In a surprising turn of events, the US Securities and Exchange Commission (SEC) has filed a lawsuit against Coinbase, just hours after taking legal action against Binance. The complaint, which names Coinbase and Coinbase Global as defendants, alleges that the popular exchange has been operating in the US without proper registration as a broker, national securities exchange, and clearing agency since 2019.
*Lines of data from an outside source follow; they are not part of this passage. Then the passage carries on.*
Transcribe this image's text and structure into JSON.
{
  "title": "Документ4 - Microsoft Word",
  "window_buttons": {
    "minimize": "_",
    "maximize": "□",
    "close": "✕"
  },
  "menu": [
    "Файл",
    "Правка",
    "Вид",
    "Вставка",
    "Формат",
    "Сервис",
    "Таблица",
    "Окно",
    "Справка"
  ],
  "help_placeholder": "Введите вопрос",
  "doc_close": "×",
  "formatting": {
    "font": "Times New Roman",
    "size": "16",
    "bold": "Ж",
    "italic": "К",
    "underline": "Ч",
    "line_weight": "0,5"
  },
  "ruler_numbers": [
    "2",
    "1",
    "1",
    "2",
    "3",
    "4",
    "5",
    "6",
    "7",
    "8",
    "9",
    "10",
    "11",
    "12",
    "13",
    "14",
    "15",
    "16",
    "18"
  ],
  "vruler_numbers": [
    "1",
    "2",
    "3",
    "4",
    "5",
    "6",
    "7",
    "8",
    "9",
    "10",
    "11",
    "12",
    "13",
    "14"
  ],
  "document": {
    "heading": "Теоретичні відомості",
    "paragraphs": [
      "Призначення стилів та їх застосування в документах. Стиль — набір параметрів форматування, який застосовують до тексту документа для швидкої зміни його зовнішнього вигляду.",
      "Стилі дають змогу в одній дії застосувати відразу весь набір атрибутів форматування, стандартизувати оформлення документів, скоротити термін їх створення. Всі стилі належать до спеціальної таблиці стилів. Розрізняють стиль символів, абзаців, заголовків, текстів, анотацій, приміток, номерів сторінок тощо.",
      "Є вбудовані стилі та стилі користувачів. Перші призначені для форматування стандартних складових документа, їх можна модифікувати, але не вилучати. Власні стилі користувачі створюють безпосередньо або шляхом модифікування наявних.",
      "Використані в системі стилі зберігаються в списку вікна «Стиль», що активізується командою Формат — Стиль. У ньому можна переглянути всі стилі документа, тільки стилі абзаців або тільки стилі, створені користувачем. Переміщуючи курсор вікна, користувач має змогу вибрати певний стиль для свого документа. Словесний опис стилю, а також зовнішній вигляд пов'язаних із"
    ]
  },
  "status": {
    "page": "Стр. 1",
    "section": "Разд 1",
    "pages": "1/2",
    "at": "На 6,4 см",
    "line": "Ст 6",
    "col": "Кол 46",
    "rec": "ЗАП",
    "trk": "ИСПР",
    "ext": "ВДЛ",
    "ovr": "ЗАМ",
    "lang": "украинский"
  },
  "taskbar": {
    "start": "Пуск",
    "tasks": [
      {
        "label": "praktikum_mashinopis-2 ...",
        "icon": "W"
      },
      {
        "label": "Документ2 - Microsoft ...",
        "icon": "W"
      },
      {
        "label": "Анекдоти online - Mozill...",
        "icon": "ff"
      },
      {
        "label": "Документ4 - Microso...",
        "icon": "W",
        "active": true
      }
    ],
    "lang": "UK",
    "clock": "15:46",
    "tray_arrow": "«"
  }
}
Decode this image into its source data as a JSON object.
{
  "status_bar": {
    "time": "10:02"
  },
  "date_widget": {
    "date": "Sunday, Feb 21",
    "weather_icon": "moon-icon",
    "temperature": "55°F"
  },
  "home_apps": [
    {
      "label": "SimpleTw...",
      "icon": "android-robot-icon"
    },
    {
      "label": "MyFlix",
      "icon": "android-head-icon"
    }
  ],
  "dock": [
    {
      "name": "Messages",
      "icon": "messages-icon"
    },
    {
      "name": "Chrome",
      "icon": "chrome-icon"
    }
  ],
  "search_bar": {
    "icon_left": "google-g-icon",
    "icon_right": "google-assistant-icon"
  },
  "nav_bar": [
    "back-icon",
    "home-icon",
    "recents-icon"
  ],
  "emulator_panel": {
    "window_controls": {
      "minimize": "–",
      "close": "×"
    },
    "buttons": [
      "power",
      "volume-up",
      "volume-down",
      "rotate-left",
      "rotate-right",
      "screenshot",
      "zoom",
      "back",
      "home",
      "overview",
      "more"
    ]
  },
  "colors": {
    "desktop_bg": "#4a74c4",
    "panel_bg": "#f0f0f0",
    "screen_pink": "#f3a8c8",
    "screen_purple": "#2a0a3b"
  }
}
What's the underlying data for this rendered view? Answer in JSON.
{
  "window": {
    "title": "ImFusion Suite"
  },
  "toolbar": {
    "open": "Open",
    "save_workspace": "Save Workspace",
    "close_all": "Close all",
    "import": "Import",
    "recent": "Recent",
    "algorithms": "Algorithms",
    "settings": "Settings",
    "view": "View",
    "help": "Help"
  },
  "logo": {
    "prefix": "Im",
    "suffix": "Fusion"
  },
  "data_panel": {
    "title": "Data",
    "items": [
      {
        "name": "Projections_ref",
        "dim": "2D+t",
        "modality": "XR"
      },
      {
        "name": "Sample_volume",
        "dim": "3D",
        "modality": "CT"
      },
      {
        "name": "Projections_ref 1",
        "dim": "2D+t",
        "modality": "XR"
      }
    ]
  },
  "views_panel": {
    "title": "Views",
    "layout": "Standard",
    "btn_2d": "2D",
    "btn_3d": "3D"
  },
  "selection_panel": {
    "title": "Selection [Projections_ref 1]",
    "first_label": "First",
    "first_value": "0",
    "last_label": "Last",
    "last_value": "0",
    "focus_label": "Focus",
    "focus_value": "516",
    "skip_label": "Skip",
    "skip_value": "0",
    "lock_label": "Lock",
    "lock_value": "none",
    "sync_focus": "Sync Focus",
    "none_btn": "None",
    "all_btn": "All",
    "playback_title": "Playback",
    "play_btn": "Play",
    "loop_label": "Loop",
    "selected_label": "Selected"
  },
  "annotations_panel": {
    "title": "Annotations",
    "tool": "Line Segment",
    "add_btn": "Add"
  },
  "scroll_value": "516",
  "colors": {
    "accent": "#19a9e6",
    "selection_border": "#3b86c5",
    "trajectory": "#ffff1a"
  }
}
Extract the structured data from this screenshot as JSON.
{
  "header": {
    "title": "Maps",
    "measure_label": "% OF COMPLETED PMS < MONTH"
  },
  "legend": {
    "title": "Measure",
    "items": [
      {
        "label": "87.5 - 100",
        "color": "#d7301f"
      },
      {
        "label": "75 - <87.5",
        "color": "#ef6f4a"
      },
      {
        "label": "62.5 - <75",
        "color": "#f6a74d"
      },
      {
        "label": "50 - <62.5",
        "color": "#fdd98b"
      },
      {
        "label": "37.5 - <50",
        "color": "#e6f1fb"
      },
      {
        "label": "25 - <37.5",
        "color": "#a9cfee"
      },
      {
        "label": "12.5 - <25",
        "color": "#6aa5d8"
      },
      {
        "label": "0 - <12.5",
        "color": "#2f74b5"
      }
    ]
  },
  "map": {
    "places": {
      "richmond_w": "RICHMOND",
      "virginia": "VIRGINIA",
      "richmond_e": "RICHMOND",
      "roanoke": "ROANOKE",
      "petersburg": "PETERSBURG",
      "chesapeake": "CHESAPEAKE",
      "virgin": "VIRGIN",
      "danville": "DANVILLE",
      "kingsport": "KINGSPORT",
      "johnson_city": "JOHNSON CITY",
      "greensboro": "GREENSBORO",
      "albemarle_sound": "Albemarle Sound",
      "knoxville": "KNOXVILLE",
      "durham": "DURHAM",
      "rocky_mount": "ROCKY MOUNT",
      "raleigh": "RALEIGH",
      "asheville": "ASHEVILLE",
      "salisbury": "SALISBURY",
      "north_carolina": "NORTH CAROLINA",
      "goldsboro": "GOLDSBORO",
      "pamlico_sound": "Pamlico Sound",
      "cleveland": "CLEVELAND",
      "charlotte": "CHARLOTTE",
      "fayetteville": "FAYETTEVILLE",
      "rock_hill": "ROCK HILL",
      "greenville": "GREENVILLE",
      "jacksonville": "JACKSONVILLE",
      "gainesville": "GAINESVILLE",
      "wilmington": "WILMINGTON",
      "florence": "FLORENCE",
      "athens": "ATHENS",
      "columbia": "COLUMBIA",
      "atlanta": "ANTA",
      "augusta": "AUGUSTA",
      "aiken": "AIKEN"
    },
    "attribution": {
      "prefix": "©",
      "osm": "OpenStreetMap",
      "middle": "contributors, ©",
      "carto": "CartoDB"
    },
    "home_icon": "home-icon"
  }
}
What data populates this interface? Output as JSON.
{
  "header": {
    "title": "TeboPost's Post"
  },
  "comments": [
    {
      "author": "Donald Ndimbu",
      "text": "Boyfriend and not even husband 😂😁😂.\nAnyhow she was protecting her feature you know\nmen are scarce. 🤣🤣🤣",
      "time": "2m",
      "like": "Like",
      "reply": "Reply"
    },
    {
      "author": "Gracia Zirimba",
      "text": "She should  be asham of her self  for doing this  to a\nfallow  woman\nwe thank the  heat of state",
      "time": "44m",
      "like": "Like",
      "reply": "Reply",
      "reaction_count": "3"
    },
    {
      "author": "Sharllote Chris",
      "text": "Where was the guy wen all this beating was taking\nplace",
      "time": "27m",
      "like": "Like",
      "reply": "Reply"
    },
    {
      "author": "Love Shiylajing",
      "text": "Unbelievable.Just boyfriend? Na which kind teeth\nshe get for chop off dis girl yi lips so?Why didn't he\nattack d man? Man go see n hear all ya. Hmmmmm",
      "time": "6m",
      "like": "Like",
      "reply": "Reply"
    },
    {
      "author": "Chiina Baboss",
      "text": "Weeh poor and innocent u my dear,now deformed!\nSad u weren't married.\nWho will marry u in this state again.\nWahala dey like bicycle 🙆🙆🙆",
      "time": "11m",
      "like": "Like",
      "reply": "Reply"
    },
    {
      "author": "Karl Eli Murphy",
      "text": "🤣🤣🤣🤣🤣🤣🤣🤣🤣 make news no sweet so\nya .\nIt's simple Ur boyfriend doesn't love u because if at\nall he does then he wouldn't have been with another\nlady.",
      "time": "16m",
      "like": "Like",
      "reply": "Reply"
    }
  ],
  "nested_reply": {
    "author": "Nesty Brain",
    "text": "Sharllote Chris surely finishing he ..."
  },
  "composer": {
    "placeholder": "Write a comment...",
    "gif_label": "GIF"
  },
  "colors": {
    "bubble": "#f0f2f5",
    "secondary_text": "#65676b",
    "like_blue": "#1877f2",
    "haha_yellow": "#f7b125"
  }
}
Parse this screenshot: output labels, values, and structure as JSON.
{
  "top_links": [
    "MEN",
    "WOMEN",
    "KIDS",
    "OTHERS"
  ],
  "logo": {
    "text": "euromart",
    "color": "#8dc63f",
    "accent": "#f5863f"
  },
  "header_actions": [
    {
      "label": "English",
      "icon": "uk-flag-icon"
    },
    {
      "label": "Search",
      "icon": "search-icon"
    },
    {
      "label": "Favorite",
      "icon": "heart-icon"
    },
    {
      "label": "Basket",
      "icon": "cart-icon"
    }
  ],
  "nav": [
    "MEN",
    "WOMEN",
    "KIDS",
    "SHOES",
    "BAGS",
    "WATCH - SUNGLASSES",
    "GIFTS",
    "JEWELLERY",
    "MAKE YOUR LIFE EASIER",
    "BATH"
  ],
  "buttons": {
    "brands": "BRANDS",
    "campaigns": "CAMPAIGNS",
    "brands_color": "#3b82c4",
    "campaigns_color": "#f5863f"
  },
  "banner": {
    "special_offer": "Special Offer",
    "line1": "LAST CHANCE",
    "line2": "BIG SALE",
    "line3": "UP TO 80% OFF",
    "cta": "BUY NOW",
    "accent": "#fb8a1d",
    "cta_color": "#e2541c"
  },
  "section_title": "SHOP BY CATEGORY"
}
The SEC’s filing also targets Coinbase’s Staking Program, claiming that it involves securities. The program includes five stakeable crypto assets, including Ethereum (ETH), Cosmos (ATOM), Solana (SOL), and Tezos (XTZ). Additionally, the lawsuit asserts that several tokens traded on Coinbase, such as SOL, DASH, FLOW, ADA, AXS, FIL, SAND, MATIC, CHZ, ICP, NEAR, VGX, and NEXO, should be classified as securities.
As news of the lawsuit broke, the price of Bitcoin (BTC) experienced a sharp drop, falling to $25,500 in a matter of minutes. This development also had a significant impact on Coinbase’s stock, which saw a 16% pre-market decline.
SEC Chairman Gary Gensler commented on the lawsuit, emphasizing that Coinbase’s alleged failures have deprived investors of essential protections against fraud and manipulation. Gensler highlighted the importance of regulatory oversight, including disclosure requirements, safeguards against conflicts of interest, and routine inspections by the SEC.
However, the SEC’s legal action against Coinbase has raised questions within the crypto community. Critics wonder how the exchange could have operated without registration, especially considering that the SEC approved Coinbase’s public listing in April 2021. Some argue that the lawsuit may be an overreach by the SEC, seeking to assert control over other regulatory bodies rather than prioritizing investor protection.
This lawsuit follows closely after the SEC’s case against Binance and its CEO, Changpeng Zhao, which alleged securities law violations and the improper handling of user funds. Binance has firmly denied these allegations, suggesting that the SEC’s actions are motivated more by a desire for power than genuine concern for investor welfare. The legal battle between regulators and crypto exchanges continues, leaving many to question the future landscape of the cryptocurrency industry.